Your doctor may prescribe medications to manage trypophobia, especially if it is related to depression or anxiety disorders.

Is it possible to minimise the effect of trypophobia?

Yes, by benefitting from the solutions above, it is possible to minimise the effect of trypophobia with timely treatments.

When do the dots disappear after a hair transplant?

The dots usually disappear within a few days after the hair transplant. In most cases, these dots disappear completely after about 2 weeks. Also, as the scalp starts to heal, the swelling and redness also reduce causing the pustules to fade gradually.

Most hair transplant procedures have a short recovery period of about 10 to 14 days. However, the healing process may take longer in patients who have had a hair transplant covering a larger area of the skin.

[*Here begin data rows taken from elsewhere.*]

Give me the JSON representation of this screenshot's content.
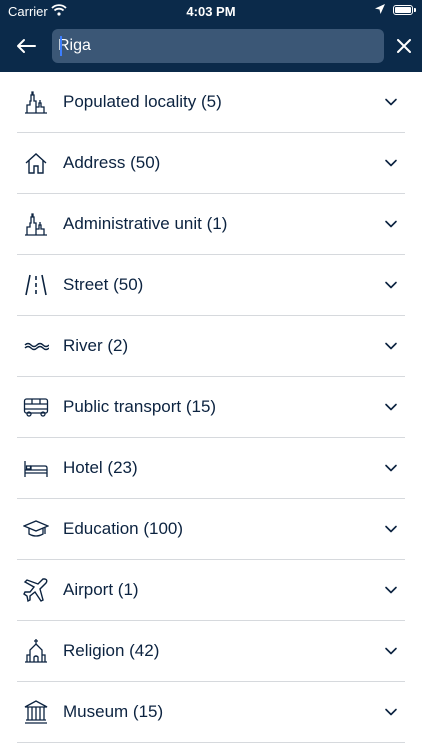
{
  "status_bar": {
    "carrier": "Carrier",
    "time": "4:03 PM"
  },
  "search": {
    "value": "Riga"
  },
  "categories": [
    {
      "label": "Populated locality (5)",
      "icon": "city-icon"
    },
    {
      "label": "Address (50)",
      "icon": "house-icon"
    },
    {
      "label": "Administrative unit (1)",
      "icon": "city-icon"
    },
    {
      "label": "Street (50)",
      "icon": "road-icon"
    },
    {
      "label": "River (2)",
      "icon": "wave-icon"
    },
    {
      "label": "Public transport (15)",
      "icon": "bus-icon"
    },
    {
      "label": "Hotel (23)",
      "icon": "bed-icon"
    },
    {
      "label": "Education (100)",
      "icon": "graduation-cap-icon"
    },
    {
      "label": "Airport (1)",
      "icon": "airplane-icon"
    },
    {
      "label": "Religion (42)",
      "icon": "church-icon"
    },
    {
      "label": "Museum (15)",
      "icon": "museum-icon"
    }
  ],
  "colors": {
    "header_bg": "#0b2a4a",
    "search_bg": "#3b5776",
    "text": "#0c2340",
    "divider": "#d6d9dd",
    "caret": "#3d7eff"
  }
}
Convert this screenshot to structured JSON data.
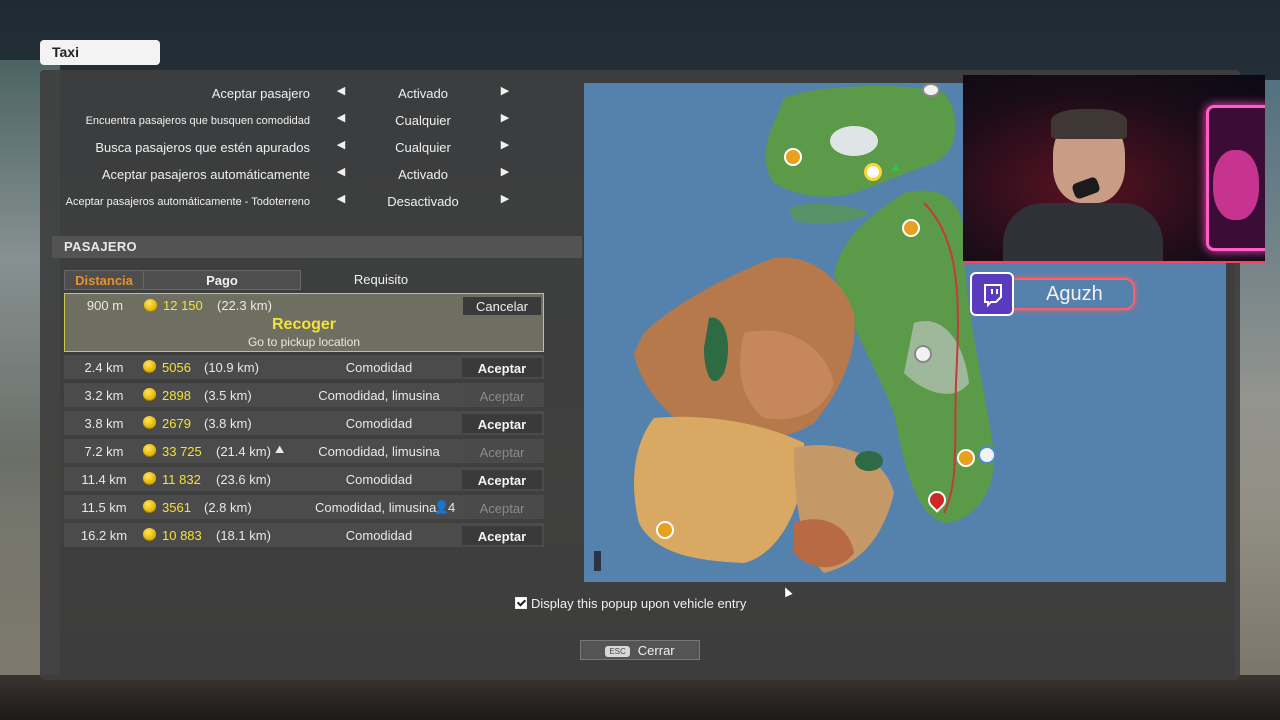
{
  "window": {
    "title": "Taxi"
  },
  "settings": [
    {
      "label": "Aceptar pasajero",
      "value": "Activado"
    },
    {
      "label": "Encuentra pasajeros que busquen comodidad",
      "value": "Cualquier"
    },
    {
      "label": "Busca pasajeros que estén apurados",
      "value": "Cualquier"
    },
    {
      "label": "Aceptar pasajeros automáticamente",
      "value": "Activado"
    },
    {
      "label": "Aceptar pasajeros automáticamente - Todoterreno",
      "value": "Desactivado"
    }
  ],
  "section": {
    "title": "PASAJERO"
  },
  "columns": {
    "distance": "Distancia",
    "payment": "Pago",
    "requirement": "Requisito"
  },
  "active": {
    "distance": "900 m",
    "amount": "12 150",
    "km": "(22.3 km)",
    "cancel_label": "Cancelar",
    "status": "Recoger",
    "instruction": "Go to pickup location"
  },
  "passengers": [
    {
      "distance": "2.4 km",
      "amount": "5056",
      "km": "(10.9 km)",
      "requirement": "Comodidad",
      "action": "Aceptar",
      "enabled": true
    },
    {
      "distance": "3.2 km",
      "amount": "2898",
      "km": "(3.5 km)",
      "requirement": "Comodidad, limusina",
      "action": "Aceptar",
      "enabled": false
    },
    {
      "distance": "3.8 km",
      "amount": "2679",
      "km": "(3.8 km)",
      "requirement": "Comodidad",
      "action": "Aceptar",
      "enabled": true
    },
    {
      "distance": "7.2 km",
      "amount": "33 725",
      "km": "(21.4 km)",
      "requirement": "Comodidad, limusina",
      "action": "Aceptar",
      "enabled": false
    },
    {
      "distance": "11.4 km",
      "amount": "11 832",
      "km": "(23.6 km)",
      "requirement": "Comodidad",
      "action": "Aceptar",
      "enabled": true
    },
    {
      "distance": "11.5 km",
      "amount": "3561",
      "km": "(2.8 km)",
      "requirement": "Comodidad, limusina,",
      "seats": "4",
      "action": "Aceptar",
      "enabled": false
    },
    {
      "distance": "16.2 km",
      "amount": "10 883",
      "km": "(18.1 km)",
      "requirement": "Comodidad",
      "action": "Aceptar",
      "enabled": true
    }
  ],
  "popup_toggle": {
    "label": "Display this popup upon vehicle entry",
    "checked": true
  },
  "close": {
    "key": "ESC",
    "label": "Cerrar"
  },
  "stream_overlay": {
    "username": "Aguzh"
  },
  "colors": {
    "accent_orange": "#e9902a",
    "money_yellow": "#f2e23a",
    "active_border": "#c8c84a",
    "map_water": "#5582ad",
    "twitch_purple": "#5b3bbd"
  }
}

The time for recovery as well as the risk of having dots due to folliculitis are likely to be higher in these cases.

What other scarring can happen due to a hair transplant?

Keloid scarring is one of the types of scarring that may happen after a hair transplant. It is a rare complication that is more commonly associated with strip harvesting than FUE. [6]

How to prevent hair transplant scarring?

A carefully planned hair transplant can ensure you can avoid scarring. The successful results and the prevention of scarring also depend on the clinical efficiency, skills, and experience of your hair transplant surgeon. It is possible to avoid visible scarring by ensuring your hair transplant surgeon has the skills and experience to perform hair transplants with higher precision.

This section contains images that may cause distress for individuals with trypophobia.


  1. https://pubmed.ncbi.nlm.nih.gov/28423069/
  2. https://pubmed.ncbi.nlm.nih.gov/28558623/
  3. https://www.ncbi.nlm.nih.gov/pmc/articles/PMC5811467/
  4. https://pubmed.ncbi.nlm.nih.gov/20533937/
  5. https://www.ncbi.nlm.nih.gov/pmc/articles/PMC8719980/
  6. https://www.ncbi.nlm.nih.gov/pmc/articles/PMC7646428/